1. List the possible stressors before and during hospitalization.
2. Describe WJ present coping mechanisms.
3. While providing nursing care for WJ, identify stressors that the staff
may experience.
4. Write informative nursing progress notes regarding WJ’s behavior.
Score Score Question
Orientation 5 ( ) 1. Ask the patient to name the year, season, date, day, and month. (1point
5 ( ) 2. Ask the patient to give her/his whereabouts: state, country, town, street,
Registration floor.(1 point each)
3 ( ) 3. Ask the patient to repeat three unrelated objects that you name. Repeat
them and continue to repeat them until all three are learned .(1 point each)
Attention and 5 ( ) 4. Ask the patient to subtract 7 from 100, stopping after five subtractions, or
Calculation to spell the word “world” backwards. .(1 point for each correct calculation
or letter)
3 ( ) 5. Ask the patient to repeat the three objects previously named .(1 point each)
Recall 2 ( ) 6. Display a wrist watch and ask the patient to name it. Repeat this for a
pencil .(1 point each)
1 ( ) 7. Ask the patient to repeat this phrase: “No ifs, ands, or buts!” .(1 point)
Language 3 ( ) 8. Have the patient follow a three-point command such as, “Take a paper in
your night hand, fold it in half, and put it on the floor.” .(1 point each)
1 ( ) 9. On a blank piece of paper write, “Close your eyes!” ask the patient to read
it and do what it says. .(1 point)
1 ( ) 10. Ask the patient to write a sentence on a blank piece of paper. It must be
written spontaneously. Score correctly if it contains a subject and a verb
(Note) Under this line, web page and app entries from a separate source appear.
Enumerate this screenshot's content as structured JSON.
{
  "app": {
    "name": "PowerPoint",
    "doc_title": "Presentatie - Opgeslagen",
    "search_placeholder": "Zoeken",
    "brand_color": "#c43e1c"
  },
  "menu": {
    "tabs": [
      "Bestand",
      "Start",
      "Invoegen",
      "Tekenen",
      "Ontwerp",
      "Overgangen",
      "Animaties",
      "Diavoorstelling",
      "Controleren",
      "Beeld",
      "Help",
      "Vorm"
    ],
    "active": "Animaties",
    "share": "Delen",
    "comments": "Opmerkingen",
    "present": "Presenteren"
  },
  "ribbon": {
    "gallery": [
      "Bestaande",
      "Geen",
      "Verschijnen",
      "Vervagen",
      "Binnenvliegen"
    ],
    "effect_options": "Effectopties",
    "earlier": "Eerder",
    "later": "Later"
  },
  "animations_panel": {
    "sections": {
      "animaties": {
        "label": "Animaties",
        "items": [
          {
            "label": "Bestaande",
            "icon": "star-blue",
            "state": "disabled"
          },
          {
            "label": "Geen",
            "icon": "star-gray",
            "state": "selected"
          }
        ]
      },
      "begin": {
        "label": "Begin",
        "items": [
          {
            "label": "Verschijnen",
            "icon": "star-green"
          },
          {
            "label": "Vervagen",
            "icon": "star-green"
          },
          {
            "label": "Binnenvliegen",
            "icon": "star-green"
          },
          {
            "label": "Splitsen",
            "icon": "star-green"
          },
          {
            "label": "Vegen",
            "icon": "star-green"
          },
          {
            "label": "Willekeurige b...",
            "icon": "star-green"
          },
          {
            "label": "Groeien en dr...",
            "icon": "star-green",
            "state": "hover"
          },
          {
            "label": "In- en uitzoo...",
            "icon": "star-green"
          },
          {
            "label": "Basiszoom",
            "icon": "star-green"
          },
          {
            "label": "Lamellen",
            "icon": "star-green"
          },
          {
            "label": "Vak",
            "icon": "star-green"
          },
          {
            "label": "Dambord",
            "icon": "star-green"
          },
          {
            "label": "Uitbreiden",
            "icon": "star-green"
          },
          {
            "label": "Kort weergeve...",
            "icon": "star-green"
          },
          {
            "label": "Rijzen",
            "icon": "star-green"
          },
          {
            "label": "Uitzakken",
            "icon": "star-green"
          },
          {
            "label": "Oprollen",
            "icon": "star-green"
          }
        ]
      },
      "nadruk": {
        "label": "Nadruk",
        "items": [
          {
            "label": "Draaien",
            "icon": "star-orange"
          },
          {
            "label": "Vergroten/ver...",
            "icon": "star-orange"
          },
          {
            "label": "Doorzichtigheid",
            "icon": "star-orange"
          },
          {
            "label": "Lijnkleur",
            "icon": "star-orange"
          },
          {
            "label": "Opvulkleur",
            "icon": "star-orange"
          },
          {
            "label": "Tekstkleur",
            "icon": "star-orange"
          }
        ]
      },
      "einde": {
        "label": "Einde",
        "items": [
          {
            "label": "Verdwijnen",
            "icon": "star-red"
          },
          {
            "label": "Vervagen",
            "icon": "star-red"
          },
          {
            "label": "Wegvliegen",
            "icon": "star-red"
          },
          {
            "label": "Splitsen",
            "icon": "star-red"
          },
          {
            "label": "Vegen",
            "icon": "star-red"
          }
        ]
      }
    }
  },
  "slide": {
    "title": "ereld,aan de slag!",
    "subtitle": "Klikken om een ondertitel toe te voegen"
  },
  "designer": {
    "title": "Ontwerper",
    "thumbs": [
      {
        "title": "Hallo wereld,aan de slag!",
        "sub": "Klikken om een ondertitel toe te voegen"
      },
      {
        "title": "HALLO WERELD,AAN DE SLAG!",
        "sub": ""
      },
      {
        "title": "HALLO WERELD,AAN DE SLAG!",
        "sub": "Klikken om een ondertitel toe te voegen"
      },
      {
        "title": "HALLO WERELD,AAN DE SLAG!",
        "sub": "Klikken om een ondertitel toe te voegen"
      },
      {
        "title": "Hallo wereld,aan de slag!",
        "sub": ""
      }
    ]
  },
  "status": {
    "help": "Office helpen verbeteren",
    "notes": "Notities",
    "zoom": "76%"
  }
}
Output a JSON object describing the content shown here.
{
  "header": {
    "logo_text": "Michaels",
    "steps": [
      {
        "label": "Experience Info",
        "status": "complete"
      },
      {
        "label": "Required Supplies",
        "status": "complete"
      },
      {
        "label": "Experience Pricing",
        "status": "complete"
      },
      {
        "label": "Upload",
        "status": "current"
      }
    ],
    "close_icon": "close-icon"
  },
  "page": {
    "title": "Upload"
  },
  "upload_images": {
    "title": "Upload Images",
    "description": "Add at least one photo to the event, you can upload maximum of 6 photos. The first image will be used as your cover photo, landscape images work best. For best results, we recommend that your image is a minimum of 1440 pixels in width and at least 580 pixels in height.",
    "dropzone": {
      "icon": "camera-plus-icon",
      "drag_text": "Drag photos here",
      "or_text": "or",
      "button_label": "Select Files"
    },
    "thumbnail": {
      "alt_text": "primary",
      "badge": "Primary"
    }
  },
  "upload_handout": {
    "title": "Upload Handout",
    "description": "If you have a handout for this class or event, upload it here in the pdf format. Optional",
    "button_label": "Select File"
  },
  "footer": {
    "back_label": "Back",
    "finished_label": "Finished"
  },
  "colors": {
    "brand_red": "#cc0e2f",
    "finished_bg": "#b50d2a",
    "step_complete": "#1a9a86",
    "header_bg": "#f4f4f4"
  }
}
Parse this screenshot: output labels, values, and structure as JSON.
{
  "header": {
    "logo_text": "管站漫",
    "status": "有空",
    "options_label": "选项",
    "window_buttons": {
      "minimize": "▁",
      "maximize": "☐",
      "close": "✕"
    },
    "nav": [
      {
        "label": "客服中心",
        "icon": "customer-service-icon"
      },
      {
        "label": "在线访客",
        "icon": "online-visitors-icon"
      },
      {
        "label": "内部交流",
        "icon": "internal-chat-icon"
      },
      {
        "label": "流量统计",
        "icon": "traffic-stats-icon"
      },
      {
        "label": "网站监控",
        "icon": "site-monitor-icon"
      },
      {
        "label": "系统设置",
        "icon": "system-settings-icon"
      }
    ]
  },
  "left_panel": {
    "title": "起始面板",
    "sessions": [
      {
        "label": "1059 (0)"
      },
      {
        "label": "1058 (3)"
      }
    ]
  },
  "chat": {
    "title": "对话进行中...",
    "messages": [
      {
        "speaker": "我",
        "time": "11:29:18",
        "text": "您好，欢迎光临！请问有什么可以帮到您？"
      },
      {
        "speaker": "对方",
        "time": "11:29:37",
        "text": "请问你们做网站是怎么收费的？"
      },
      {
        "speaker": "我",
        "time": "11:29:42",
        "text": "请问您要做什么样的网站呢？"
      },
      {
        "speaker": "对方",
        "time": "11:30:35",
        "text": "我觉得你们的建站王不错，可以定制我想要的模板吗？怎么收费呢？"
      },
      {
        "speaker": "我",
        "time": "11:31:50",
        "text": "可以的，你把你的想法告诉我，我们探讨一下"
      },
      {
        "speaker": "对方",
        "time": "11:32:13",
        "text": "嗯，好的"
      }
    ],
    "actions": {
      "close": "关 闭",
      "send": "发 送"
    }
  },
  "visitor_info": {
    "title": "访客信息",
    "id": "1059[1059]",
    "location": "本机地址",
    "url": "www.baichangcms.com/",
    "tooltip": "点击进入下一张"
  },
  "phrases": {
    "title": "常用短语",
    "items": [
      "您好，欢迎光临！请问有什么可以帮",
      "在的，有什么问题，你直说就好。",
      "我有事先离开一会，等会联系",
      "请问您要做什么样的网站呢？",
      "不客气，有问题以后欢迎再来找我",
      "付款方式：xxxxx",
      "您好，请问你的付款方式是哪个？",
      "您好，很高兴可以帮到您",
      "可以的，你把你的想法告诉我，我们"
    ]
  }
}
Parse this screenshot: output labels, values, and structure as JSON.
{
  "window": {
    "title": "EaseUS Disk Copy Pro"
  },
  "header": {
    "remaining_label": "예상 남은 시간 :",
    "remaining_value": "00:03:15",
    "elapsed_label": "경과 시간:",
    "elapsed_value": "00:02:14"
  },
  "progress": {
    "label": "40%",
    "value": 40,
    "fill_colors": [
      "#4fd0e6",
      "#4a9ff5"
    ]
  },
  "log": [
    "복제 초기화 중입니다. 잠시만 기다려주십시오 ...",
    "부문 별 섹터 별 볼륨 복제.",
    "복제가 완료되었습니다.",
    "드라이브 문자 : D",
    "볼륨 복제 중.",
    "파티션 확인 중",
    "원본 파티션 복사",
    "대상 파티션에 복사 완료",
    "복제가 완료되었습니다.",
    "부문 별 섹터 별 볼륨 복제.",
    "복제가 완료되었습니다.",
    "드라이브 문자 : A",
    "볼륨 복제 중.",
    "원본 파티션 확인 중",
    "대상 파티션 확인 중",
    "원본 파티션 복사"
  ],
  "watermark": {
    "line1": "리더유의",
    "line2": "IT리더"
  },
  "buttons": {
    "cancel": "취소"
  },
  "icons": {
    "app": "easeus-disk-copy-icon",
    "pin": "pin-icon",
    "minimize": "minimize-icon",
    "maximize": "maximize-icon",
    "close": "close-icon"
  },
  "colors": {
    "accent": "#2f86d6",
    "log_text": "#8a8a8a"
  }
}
and is sensible (correct grammar and punctuation are not necessary)(1
1 ( ) 11. Ask the patient to copy a design you have drawn on a piece of paper (two
intersecting pentagons with sides about one inch) .(1 point)